But rocks and charts are an issue. At least one of the deep racers did ‘touch’ a ledge and the Arcona yacht yard I visited had two boats in for keel and rudder tip repairs (and they build their boats with a wicked strong steel backbone).
The SeaPilot app I used a lot supports both meticulously rendered Swedish Maritime S57 charts and privately made Hydrographica charts of the non commercial areas that the government doesn’t cover well. I’ll write more about them soon.
PS Swedes seemed to love this old Maine joke:
“What’s summer like up here?”
“If it comes on a Sunday, we take a picnic.”
But they’re hoping that this summer may be particularly sweet. Good timing, Kees!
It is true Kees (and Ben), the Stocholm archipelago with all its beauty still needs you to be observant and most boaters are, but not always (not even Pilots: http://www.skargardsbryggan.com/index.lasso?a=508258709&s=3 ).
In the 90’s and early 20’s boaters with faster and bigger boats tended to ran up on both islands and rocks more often than earlier. This (simply put) led to a new law a few years ago. This law forbids people that are steering, navigating or have other crucial duties onboard to have more than 0,2 per mille alcohol in their blood when they are on boats longer than 10 meters or able to drive faster than 15 knots. This law is controversial and debated, not only because it mirrors the one for people driving cars, but also because some researchers say that accidents occur due to other reasons than alcohol.
Never the less, in the Stockholm archipelago there are a lot of rocks and islands and narrow and shallow straits where the shortest way may not always be the best ( http://www.panoramio.com/photo/38958639 ).

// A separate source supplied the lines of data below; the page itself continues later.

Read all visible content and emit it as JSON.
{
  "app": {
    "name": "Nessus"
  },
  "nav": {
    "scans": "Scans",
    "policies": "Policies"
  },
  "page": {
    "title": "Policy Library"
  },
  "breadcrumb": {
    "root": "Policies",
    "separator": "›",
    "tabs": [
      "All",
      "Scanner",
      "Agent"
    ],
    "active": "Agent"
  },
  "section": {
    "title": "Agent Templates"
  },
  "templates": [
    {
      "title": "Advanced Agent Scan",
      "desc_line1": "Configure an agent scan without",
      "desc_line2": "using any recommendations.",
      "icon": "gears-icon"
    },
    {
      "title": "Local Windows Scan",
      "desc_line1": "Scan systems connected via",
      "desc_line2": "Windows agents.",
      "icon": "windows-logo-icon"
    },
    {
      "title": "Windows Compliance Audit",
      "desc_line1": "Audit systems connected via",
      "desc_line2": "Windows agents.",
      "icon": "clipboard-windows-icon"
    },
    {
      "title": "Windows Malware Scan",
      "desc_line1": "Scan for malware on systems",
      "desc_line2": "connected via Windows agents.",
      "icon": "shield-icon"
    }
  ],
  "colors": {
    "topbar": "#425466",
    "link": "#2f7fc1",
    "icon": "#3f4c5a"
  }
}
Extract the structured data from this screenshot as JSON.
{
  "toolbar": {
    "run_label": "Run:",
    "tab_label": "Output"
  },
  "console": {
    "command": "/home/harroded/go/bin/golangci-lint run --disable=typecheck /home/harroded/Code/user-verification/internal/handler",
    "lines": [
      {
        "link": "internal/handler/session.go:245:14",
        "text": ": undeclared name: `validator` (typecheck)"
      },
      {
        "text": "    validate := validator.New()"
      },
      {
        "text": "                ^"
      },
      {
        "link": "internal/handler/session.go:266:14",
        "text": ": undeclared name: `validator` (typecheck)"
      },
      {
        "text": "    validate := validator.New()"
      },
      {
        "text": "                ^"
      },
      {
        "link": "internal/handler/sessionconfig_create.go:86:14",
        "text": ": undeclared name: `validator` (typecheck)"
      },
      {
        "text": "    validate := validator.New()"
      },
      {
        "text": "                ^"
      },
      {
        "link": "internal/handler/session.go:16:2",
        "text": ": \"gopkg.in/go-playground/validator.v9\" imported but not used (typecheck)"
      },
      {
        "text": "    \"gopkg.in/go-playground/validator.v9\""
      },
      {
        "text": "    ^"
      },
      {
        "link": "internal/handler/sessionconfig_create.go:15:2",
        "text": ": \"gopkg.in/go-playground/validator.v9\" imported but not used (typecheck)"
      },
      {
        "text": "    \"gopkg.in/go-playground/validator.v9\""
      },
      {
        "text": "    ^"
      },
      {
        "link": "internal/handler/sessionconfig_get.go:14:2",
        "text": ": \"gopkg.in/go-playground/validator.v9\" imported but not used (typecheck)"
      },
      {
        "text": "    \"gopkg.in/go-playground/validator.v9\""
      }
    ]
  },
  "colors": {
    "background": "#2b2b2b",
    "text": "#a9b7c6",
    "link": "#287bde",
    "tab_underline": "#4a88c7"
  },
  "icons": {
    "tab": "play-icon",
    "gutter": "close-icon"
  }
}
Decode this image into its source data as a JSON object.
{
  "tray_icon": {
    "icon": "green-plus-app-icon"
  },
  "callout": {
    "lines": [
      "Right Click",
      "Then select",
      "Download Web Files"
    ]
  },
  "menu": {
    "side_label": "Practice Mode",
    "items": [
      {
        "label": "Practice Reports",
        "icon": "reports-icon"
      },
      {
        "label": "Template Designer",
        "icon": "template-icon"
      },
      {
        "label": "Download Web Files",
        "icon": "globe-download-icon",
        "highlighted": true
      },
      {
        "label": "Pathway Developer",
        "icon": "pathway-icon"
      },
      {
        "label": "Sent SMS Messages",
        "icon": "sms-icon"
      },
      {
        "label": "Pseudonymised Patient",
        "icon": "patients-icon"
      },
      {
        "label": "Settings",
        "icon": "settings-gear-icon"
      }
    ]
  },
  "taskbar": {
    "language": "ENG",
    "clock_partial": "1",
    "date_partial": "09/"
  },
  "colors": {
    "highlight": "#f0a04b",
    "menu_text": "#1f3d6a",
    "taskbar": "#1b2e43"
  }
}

The same could be said about the two archipelagos north east of Stockholm’s, Åland archipelago ( http://en.wikipedia.org/wiki/%C3%85land_Islands ) and Turku archipelago ( http://en.wikipedia.org/wiki/Archipelago_Sea ). They too need careful navigation. The difference between them and the Stockholm archipelago is that they “serve” smaller towns than Stockholm, meaning that you have even more space on your own there. The Turku archipelago is also the biggest of them all. So, if you have the time and possibility, they are both well worth the trip over the Sea of Åland. But don’t forget to check the weather reports as waves can grow considerably big there.